▸ **Task**: Write out all the entries word for word, but skip any images.

▸ **Data records**:
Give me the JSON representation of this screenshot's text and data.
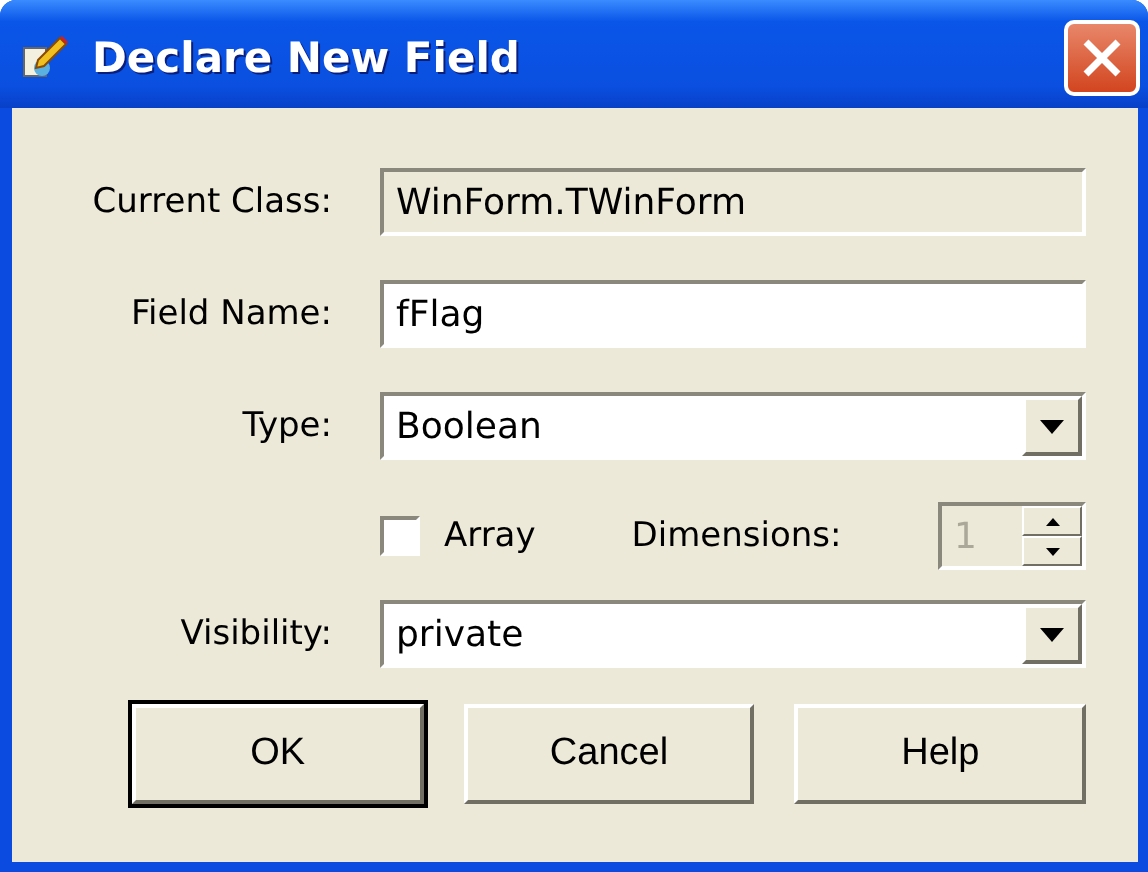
{
  "window": {
    "title": "Declare New Field"
  },
  "fields": [
    {
      "kind": "readonly",
      "label": "Current Class:",
      "value": "WinForm.TWinForm"
    },
    {
      "kind": "text",
      "label": "Field Name:",
      "value": "fFlag"
    },
    {
      "kind": "combo",
      "label": "Type:",
      "value": "Boolean"
    }
  ],
  "array": {
    "label": "Array",
    "checked": false
  },
  "dimensions": {
    "label": "Dimensions:",
    "value": "1",
    "disabled": true
  },
  "visibility": {
    "kind": "combo",
    "label": "Visibility:",
    "value": "private"
  },
  "buttons": [
    {
      "label": "OK",
      "default": true
    },
    {
      "label": "Cancel",
      "default": false
    },
    {
      "label": "Help",
      "default": false
    }
  ]
}
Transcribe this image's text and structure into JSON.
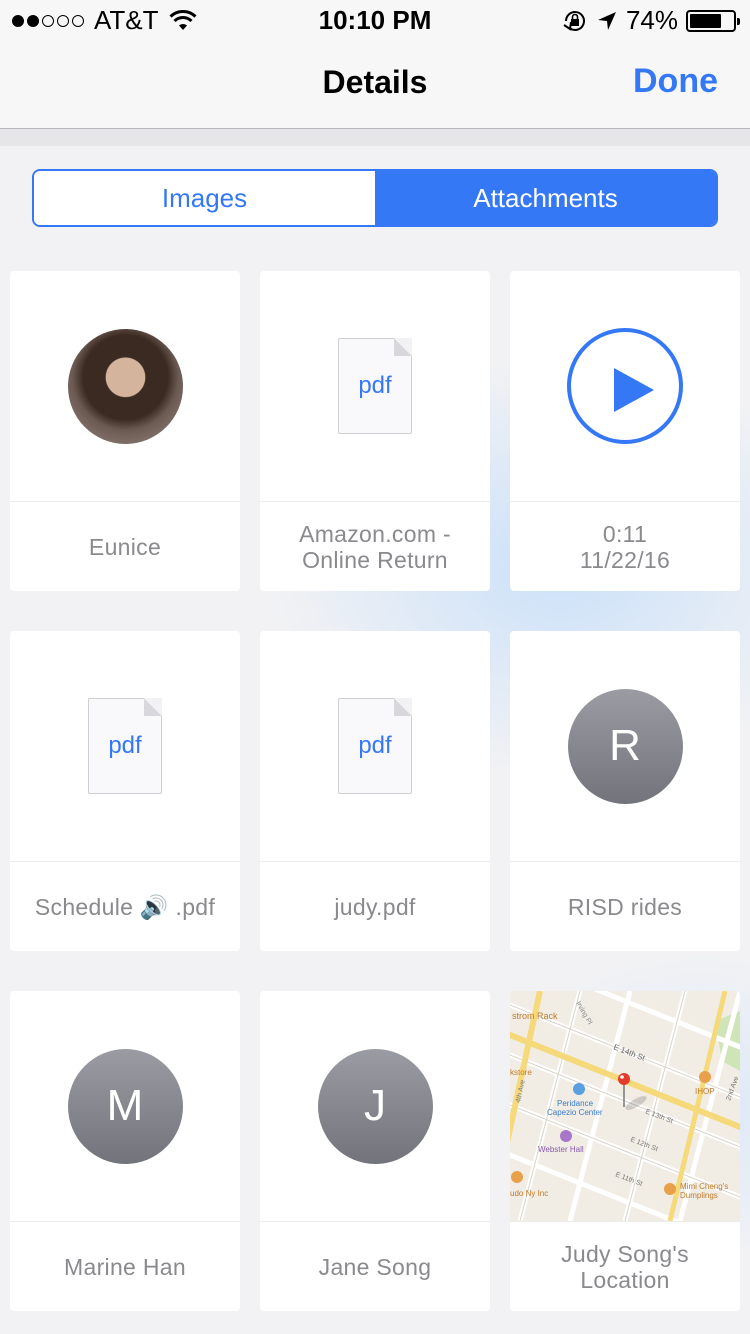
{
  "status_bar": {
    "carrier": "AT&T",
    "time": "10:10 PM",
    "battery": "74%",
    "battery_level": 0.74,
    "signal_bars_filled": 2,
    "signal_bars_total": 5,
    "icons": [
      "wifi-icon",
      "orientation-lock-icon",
      "location-arrow-icon",
      "battery-icon"
    ]
  },
  "nav": {
    "title": "Details",
    "done_label": "Done"
  },
  "segments": {
    "images_label": "Images",
    "attachments_label": "Attachments",
    "selected": "Attachments"
  },
  "items": [
    {
      "type": "photo-avatar",
      "caption_lines": [
        "Eunice"
      ]
    },
    {
      "type": "pdf",
      "ext": "pdf",
      "caption_lines": [
        "Amazon.com -",
        "Online Return"
      ]
    },
    {
      "type": "audio",
      "caption_lines": [
        "0:11",
        "11/22/16"
      ]
    },
    {
      "type": "pdf",
      "ext": "pdf",
      "caption_lines": [
        "Schedule 🔊 .pdf"
      ]
    },
    {
      "type": "pdf",
      "ext": "pdf",
      "caption_lines": [
        "judy.pdf"
      ]
    },
    {
      "type": "contact",
      "initial": "R",
      "caption_lines": [
        "RISD rides"
      ]
    },
    {
      "type": "contact",
      "initial": "M",
      "caption_lines": [
        "Marine Han"
      ]
    },
    {
      "type": "contact",
      "initial": "J",
      "caption_lines": [
        "Jane Song"
      ]
    },
    {
      "type": "map",
      "caption_lines": [
        "Judy Song's",
        "Location"
      ]
    }
  ],
  "map_labels": {
    "strom_rack": "strom Rack",
    "irving_pl": "Irving Pl",
    "e14": "E 14th St",
    "kstore": "kstore",
    "ihop": "IHOP",
    "ave4": "4th Ave",
    "ave2": "2nd Ave",
    "peridance1": "Peridance",
    "peridance2": "Capezio Center",
    "e13": "E 13th St",
    "e12": "E 12th St",
    "webster": "Webster Hall",
    "e11": "E 11th St",
    "nyinc": "udo Ny Inc",
    "mimi1": "Mimi Cheng's",
    "mimi2": "Dumplings"
  },
  "colors": {
    "accent": "#3478f6",
    "caption": "#8a8a8e",
    "background": "#f2f2f4"
  }
}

▸ **Answer section**:
Give me the JSON representation of this screenshot's text and data.
{
  "window": {
    "title": "Declare New Field"
  },
  "fields": [
    {
      "kind": "readonly",
      "label": "Current Class:",
      "value": "WinForm.TWinForm"
    },
    {
      "kind": "text",
      "label": "Field Name:",
      "value": "fFlag"
    },
    {
      "kind": "combo",
      "label": "Type:",
      "value": "Boolean"
    }
  ],
  "array": {
    "label": "Array",
    "checked": false
  },
  "dimensions": {
    "label": "Dimensions:",
    "value": "1",
    "disabled": true
  },
  "visibility": {
    "kind": "combo",
    "label": "Visibility:",
    "value": "private"
  },
  "buttons": [
    {
      "label": "OK",
      "default": true
    },
    {
      "label": "Cancel",
      "default": false
    },
    {
      "label": "Help",
      "default": false
    }
  ]
}
Transcribe this image's text and structure into JSON.
{
  "status_bar": {
    "carrier": "AT&T",
    "time": "10:10 PM",
    "battery": "74%",
    "battery_level": 0.74,
    "signal_bars_filled": 2,
    "signal_bars_total": 5,
    "icons": [
      "wifi-icon",
      "orientation-lock-icon",
      "location-arrow-icon",
      "battery-icon"
    ]
  },
  "nav": {
    "title": "Details",
    "done_label": "Done"
  },
  "segments": {
    "images_label": "Images",
    "attachments_label": "Attachments",
    "selected": "Attachments"
  },
  "items": [
    {
      "type": "photo-avatar",
      "caption_lines": [
        "Eunice"
      ]
    },
    {
      "type": "pdf",
      "ext": "pdf",
      "caption_lines": [
        "Amazon.com -",
        "Online Return"
      ]
    },
    {
      "type": "audio",
      "caption_lines": [
        "0:11",
        "11/22/16"
      ]
    },
    {
      "type": "pdf",
      "ext": "pdf",
      "caption_lines": [
        "Schedule 🔊 .pdf"
      ]
    },
    {
      "type": "pdf",
      "ext": "pdf",
      "caption_lines": [
        "judy.pdf"
      ]
    },
    {
      "type": "contact",
      "initial": "R",
      "caption_lines": [
        "RISD rides"
      ]
    },
    {
      "type": "contact",
      "initial": "M",
      "caption_lines": [
        "Marine Han"
      ]
    },
    {
      "type": "contact",
      "initial": "J",
      "caption_lines": [
        "Jane Song"
      ]
    },
    {
      "type": "map",
      "caption_lines": [
        "Judy Song's",
        "Location"
      ]
    }
  ],
  "map_labels": {
    "strom_rack": "strom Rack",
    "irving_pl": "Irving Pl",
    "e14": "E 14th St",
    "kstore": "kstore",
    "ihop": "IHOP",
    "ave4": "4th Ave",
    "ave2": "2nd Ave",
    "peridance1": "Peridance",
    "peridance2": "Capezio Center",
    "e13": "E 13th St",
    "e12": "E 12th St",
    "webster": "Webster Hall",
    "e11": "E 11th St",
    "nyinc": "udo Ny Inc",
    "mimi1": "Mimi Cheng's",
    "mimi2": "Dumplings"
  },
  "colors": {
    "accent": "#3478f6",
    "caption": "#8a8a8e",
    "background": "#f2f2f4"
  }
}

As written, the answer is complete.